In the , each state has courts of general jurisdiction; most states also have some courts of limited jurisdiction. If ownership of the property is in dispute, the stakeholder may join the defendants in the suit to avoid liability to any of the parties. A must comprise an actual injury that can be redressed. Generally, since States are independent of each other and possess territorial sovereignty, they have no authority to carry out their functions on foreign territory. Smaller geographic areas, such as counties and cities, are separate jurisdictions to the extent that they have powers that are independent of the federal and state governments. But the legislature may, by a general or special law, provide otherwise.
No State has the authority to infringe the territorial sovereignty of another State. This will work because it is ''substantially related'' to the original claim. Hence, in those nations can invoke the jurisdiction of local courts to enforce rights granted under international law wherever there is incorporation. For example, if Tom lives in state A, but works in state B, then even though state B would not typically have jurisdiction over Tom, since Tom drives to work in state B, it could have jurisdiction over Tom. In most states, minor crimes may be tried in one court, and more serious crimes in another. Federal courts have jurisdiction in cases that involve the U. Jurisdiction is also determined by the level of authority of the court.

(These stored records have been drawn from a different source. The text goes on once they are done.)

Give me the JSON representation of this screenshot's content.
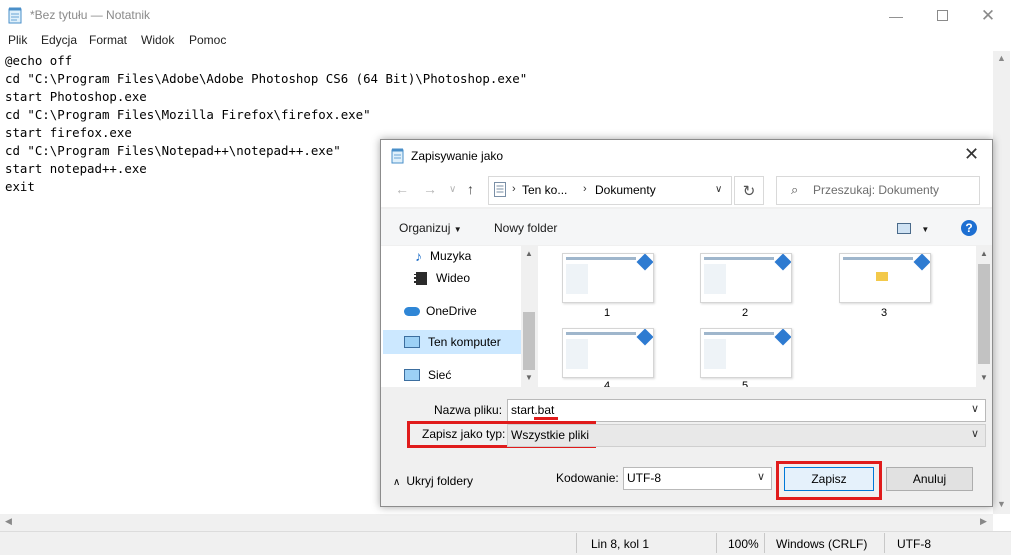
{
  "notepad": {
    "title": "*Bez tytułu — Notatnik",
    "menu": [
      "Plik",
      "Edycja",
      "Format",
      "Widok",
      "Pomoc"
    ],
    "content": "@echo off\ncd \"C:\\Program Files\\Adobe\\Adobe Photoshop CS6 (64 Bit)\\Photoshop.exe\"\nstart Photoshop.exe\ncd \"C:\\Program Files\\Mozilla Firefox\\firefox.exe\"\nstart firefox.exe\ncd \"C:\\Program Files\\Notepad++\\notepad++.exe\"\nstart notepad++.exe\nexit",
    "status": {
      "position": "Lin 8, kol 1",
      "zoom": "100%",
      "line_endings": "Windows (CRLF)",
      "encoding": "UTF-8"
    }
  },
  "dialog": {
    "title": "Zapisywanie jako",
    "breadcrumb": [
      "Ten ko...",
      "Dokumenty"
    ],
    "search_placeholder": "Przeszukaj: Dokumenty",
    "toolbar": {
      "organize": "Organizuj",
      "new_folder": "Nowy folder"
    },
    "nav_items": [
      "Muzyka",
      "Wideo",
      "OneDrive",
      "Ten komputer",
      "Sieć"
    ],
    "thumbnails": [
      "1",
      "2",
      "3",
      "4",
      "5"
    ],
    "filename_label": "Nazwa pliku:",
    "filename_value": "start.bat",
    "filetype_label": "Zapisz jako typ:",
    "filetype_value": "Wszystkie pliki",
    "hide_folders": "Ukryj foldery",
    "encoding_label": "Kodowanie:",
    "encoding_value": "UTF-8",
    "save_button": "Zapisz",
    "cancel_button": "Anuluj"
  },
  "colors": {
    "highlight": "#e01b1b",
    "selected_nav": "#cce8ff",
    "accent_blue": "#1d6fd2"
  }
}
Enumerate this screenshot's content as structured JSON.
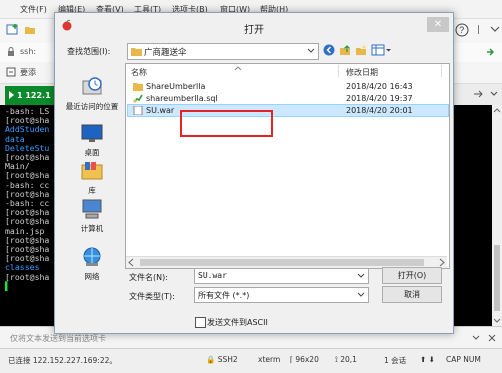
{
  "background_app": {
    "menu": [
      "文件(F)",
      "编辑(E)",
      "查看(V)",
      "工具(T)",
      "选项卡(B)",
      "窗口(W)",
      "帮助(H)"
    ],
    "address_text": "ssh:",
    "quick_label": "要添",
    "tab_label": "1 122.1",
    "terminal_lines": [
      {
        "text": "-bash: LS",
        "color": "#cfcfcf"
      },
      {
        "text": "[root@sha",
        "color": "#cfcfcf"
      },
      {
        "text": "AddStuden",
        "color": "#3a9cff"
      },
      {
        "text": "data",
        "color": "#3a9cff"
      },
      {
        "text": "DeleteStu",
        "color": "#3a9cff"
      },
      {
        "text": "[root@sha",
        "color": "#cfcfcf"
      },
      {
        "text": "Main/",
        "color": "#cfcfcf"
      },
      {
        "text": "[root@sha",
        "color": "#cfcfcf"
      },
      {
        "text": "-bash: cc",
        "color": "#cfcfcf"
      },
      {
        "text": "[root@sha",
        "color": "#cfcfcf"
      },
      {
        "text": "-bash: cc",
        "color": "#cfcfcf"
      },
      {
        "text": "[root@sha",
        "color": "#cfcfcf"
      },
      {
        "text": "[root@sha",
        "color": "#cfcfcf"
      },
      {
        "text": "main.jsp",
        "color": "#cfcfcf"
      },
      {
        "text": "[root@sha",
        "color": "#cfcfcf"
      },
      {
        "text": "[root@sha",
        "color": "#cfcfcf"
      },
      {
        "text": "[root@sha",
        "color": "#cfcfcf"
      },
      {
        "text": "classes",
        "color": "#3a9cff"
      },
      {
        "text": "[root@sha",
        "color": "#cfcfcf"
      },
      {
        "text": "▌",
        "color": "#19e04a"
      }
    ],
    "send_bar_placeholder": "仅将文本发送到当前选项卡",
    "status": {
      "connection": "已连接 122.152.227.169:22。",
      "protocol": "SSH2",
      "term": "xterm",
      "size": "96x20",
      "cursor": "20,1",
      "sessions": "1 会话",
      "keys": "CAP  NUM"
    }
  },
  "dialog": {
    "title": "打开",
    "look_in_label": "查找范围(I):",
    "look_in_value": "广商趣送伞",
    "columns": {
      "name": "名称",
      "date": "修改日期"
    },
    "files": [
      {
        "name": "ShareUmberlla",
        "date": "2018/4/20 16:43",
        "type": "folder",
        "selected": false
      },
      {
        "name": "shareumberlla.sql",
        "date": "2018/4/20 19:37",
        "type": "sql",
        "selected": false
      },
      {
        "name": "SU.war",
        "date": "2018/4/20 20:01",
        "type": "war",
        "selected": true
      }
    ],
    "sidebar": [
      {
        "label": "最近访问的位置",
        "icon": "recent-places-icon"
      },
      {
        "label": "桌面",
        "icon": "desktop-icon"
      },
      {
        "label": "库",
        "icon": "libraries-icon"
      },
      {
        "label": "计算机",
        "icon": "computer-icon"
      },
      {
        "label": "网络",
        "icon": "network-icon"
      }
    ],
    "filename_label": "文件名(N):",
    "filename_value": "SU.war",
    "filetype_label": "文件类型(T):",
    "filetype_value": "所有文件 (*.*)",
    "open_button": "打开(O)",
    "cancel_button": "取消",
    "ascii_checkbox_label": "发送文件到ASCII",
    "ascii_checked": false,
    "highlight_color": "#e82323"
  }
}
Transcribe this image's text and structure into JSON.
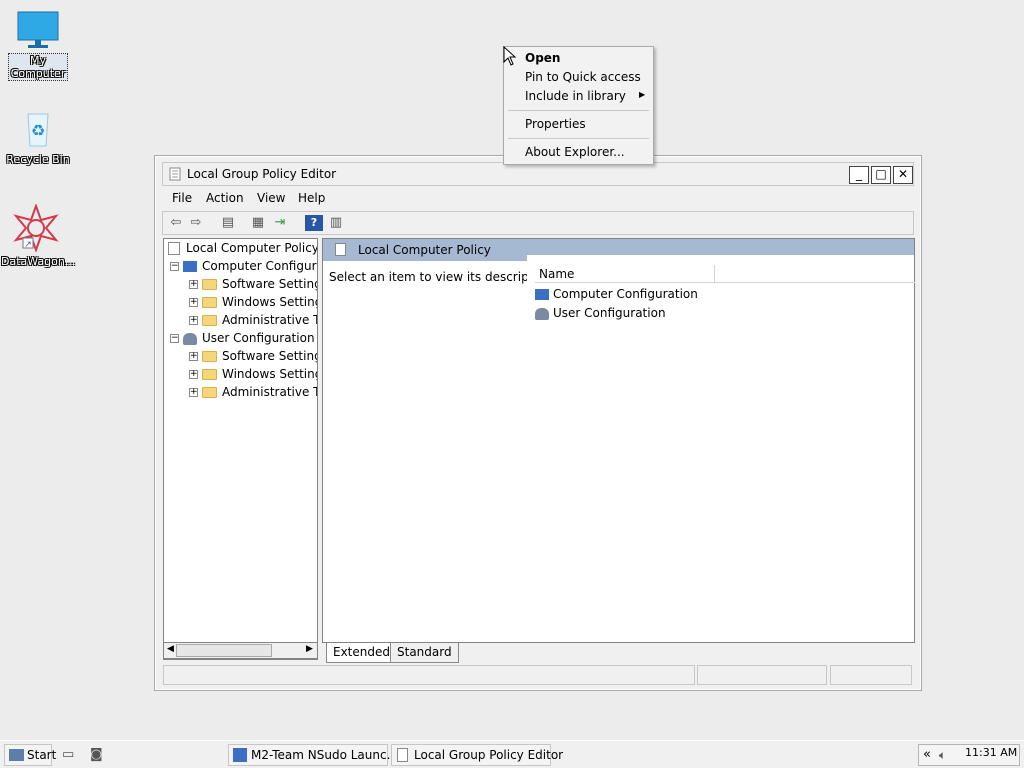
{
  "desktop": {
    "icons": [
      {
        "label": "My Computer"
      },
      {
        "label": "Recycle Bin"
      },
      {
        "label": "DataWagon..."
      }
    ]
  },
  "window": {
    "title": "Local Group Policy Editor",
    "controls": {
      "minimize": "_",
      "maximize": "□",
      "close": "✕"
    },
    "menu": [
      "File",
      "Action",
      "View",
      "Help"
    ],
    "tree": {
      "root": "Local Computer Policy",
      "nodes": [
        "Computer Configura",
        "Software Settings",
        "Windows Setting",
        "Administrative Te",
        "User Configuration",
        "Software Settings",
        "Windows Setting",
        "Administrative Te"
      ]
    },
    "right": {
      "header": "Local Computer Policy",
      "description": "Select an item to view its description.",
      "column_name": "Name",
      "items": [
        "Computer Configuration",
        "User Configuration"
      ]
    },
    "tabs": [
      "Extended",
      "Standard"
    ]
  },
  "context_menu": {
    "items": [
      "Open",
      "Pin to Quick access",
      "Include in library",
      "Properties",
      "About Explorer..."
    ]
  },
  "taskbar": {
    "start": "Start",
    "buttons": [
      "M2-Team NSudo Launc...",
      "Local Group Policy Editor"
    ],
    "clock": "11:31 AM"
  }
}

Appellate jurisdictions are created by , rather than strictly by region. Members of the service staff who are not nationals or permanent residents of the receiving State enjoy immunity only in respect of acts performed in the course of their official duties. Appellate jurisdiction is where the court hears only an appeal from the trial court. Although jurisdiction is primarily and predominantly territorial, it is not exclusive. For example, a claim in most states must be heard by a workers' compensation board before it can be heard in a court of general jurisdiction. A court may use jurisdiction over property located within the perimeter of its powers without regard to personal jurisdiction over the litigants; this is an example of jurisdiction. For example, Congress limited the subject-matter jurisdiction of the to cases related to taxation; thus, that court does not have subject-matter jurisdiction over any other matter.